Peer Review at Family Medicine and Community Health (FMCH)
Family Medicine and Community Health (FMCH) subjects all submitted research articles to the highest standards of international peer review:
At least two suitably qualified experts review each research article.
- The journals’ Editor-in-Chief makes all publication decisions based on the reviews provided
- The international Editorial Board Members assist the Editor-in-Chief in decision making on specific submissions
- The international Editorial Board Members lend insight, advice and guidance to the Editor-in-Chief
- Administrative support for the review process is provided by the Managing Editors and Editorial Assistants. They uphold the integrity of peer review while delivering rapid turnaround and maximum efficiency to all stakeholders including authors, reviewers and editors alike.
- Family Medicine and Community Health (FMCH) uses the ScholarOne Thomson Reuter Manuscript tracking system to support its peer review process. This System has a long, successful track record with major journals and publishers globally.

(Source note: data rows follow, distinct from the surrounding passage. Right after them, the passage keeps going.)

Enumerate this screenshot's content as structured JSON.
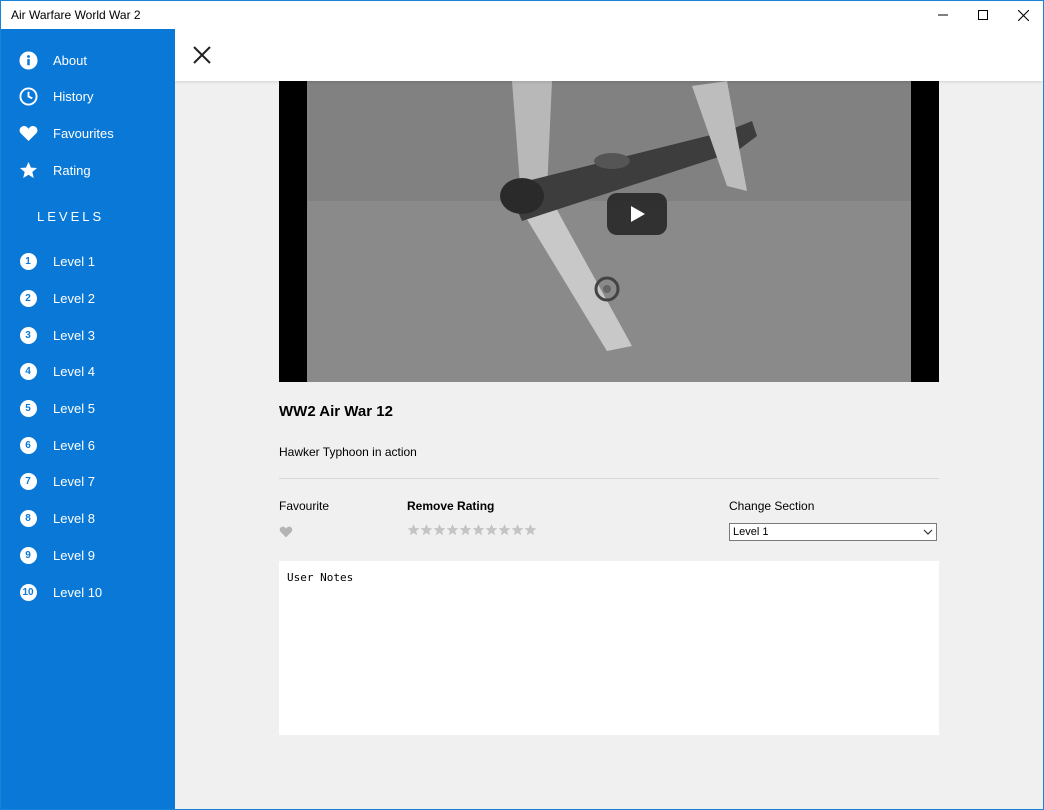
{
  "window": {
    "title": "Air Warfare World War 2"
  },
  "sidebar": {
    "items": [
      {
        "label": "About",
        "icon": "info-icon"
      },
      {
        "label": "History",
        "icon": "clock-icon"
      },
      {
        "label": "Favourites",
        "icon": "heart-icon"
      },
      {
        "label": "Rating",
        "icon": "star-icon"
      }
    ],
    "levels_heading": "LEVELS",
    "levels": [
      {
        "num": "1",
        "label": "Level 1"
      },
      {
        "num": "2",
        "label": "Level 2"
      },
      {
        "num": "3",
        "label": "Level 3"
      },
      {
        "num": "4",
        "label": "Level 4"
      },
      {
        "num": "5",
        "label": "Level 5"
      },
      {
        "num": "6",
        "label": "Level 6"
      },
      {
        "num": "7",
        "label": "Level 7"
      },
      {
        "num": "8",
        "label": "Level 8"
      },
      {
        "num": "9",
        "label": "Level 9"
      },
      {
        "num": "10",
        "label": "Level 10"
      }
    ]
  },
  "video": {
    "title": "WW2 Air War 12",
    "description": "Hawker Typhoon in action"
  },
  "controls": {
    "favourite_label": "Favourite",
    "rating_label": "Remove Rating",
    "rating_value": 0,
    "rating_max": 10,
    "section_label": "Change Section",
    "section_value": "Level 1"
  },
  "notes": {
    "placeholder": "User Notes"
  },
  "colors": {
    "accent": "#0a78d7",
    "content_bg": "#f0f0f0"
  }
}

Family Medicine and Community Health (FMCH) is a committed member of the Committee on Publication Ethics (COPE, http://publicationethics.org/). FMCH subscribers fully to the COPE code of conduct and best practice for journal editors ensuring that our editors are accountable for everything published in our journal. Our readers will always be informed about how the research is funded and our relationships with authors, reviewers and editorial board members will be influenced by COPE recommendations.
Reviewers primarily evaluate the originality, validity and importance of the manuscripts, and provide detailed and evidence-based (with references) comments to help editors to make publication decisions (accept, revise or reject) and authors to make improvements.
The following points are considered during the review process.
1. Is the manuscript suitable for Family Medicine and Community Health (FMCH), original and important?
The topic should be within the scope of the journal and should be of interest to the readers. Reviewers also need to judge the originality and importance of the manuscript.
2. Is the study design appropriate and complete?
Any issues arising with regard to inclusion and exclusion criteria, blinding, sampling, interventions, baseline, end points, and follow-up should be pointed out and commented on. Reviewers should also assess if the details are sufficient for the authors’ counterparts to replicate the study.
3. Are the results and conclusions well-supported?
Reviewers should highlight if the data are incomplete, insufficient, or if there are errors, because the data may fail to lead to the results and thus the conclusions.
4. Are there any problems regarding statistics?
The statistics reviewer needs to make sure there are no flaws or errors regarding statistical methods and analyses.
5. Are there any ethical issues to be dealt with?
The authors should provide an ethical approval from an appropriate ethical committee and informed consent from the subjects for any studies involving humans. Reviewers should question any disclosure of conflicts of interest that is unreasonably absent.
Reviewers should respect and observe the confidentiality of the manuscript.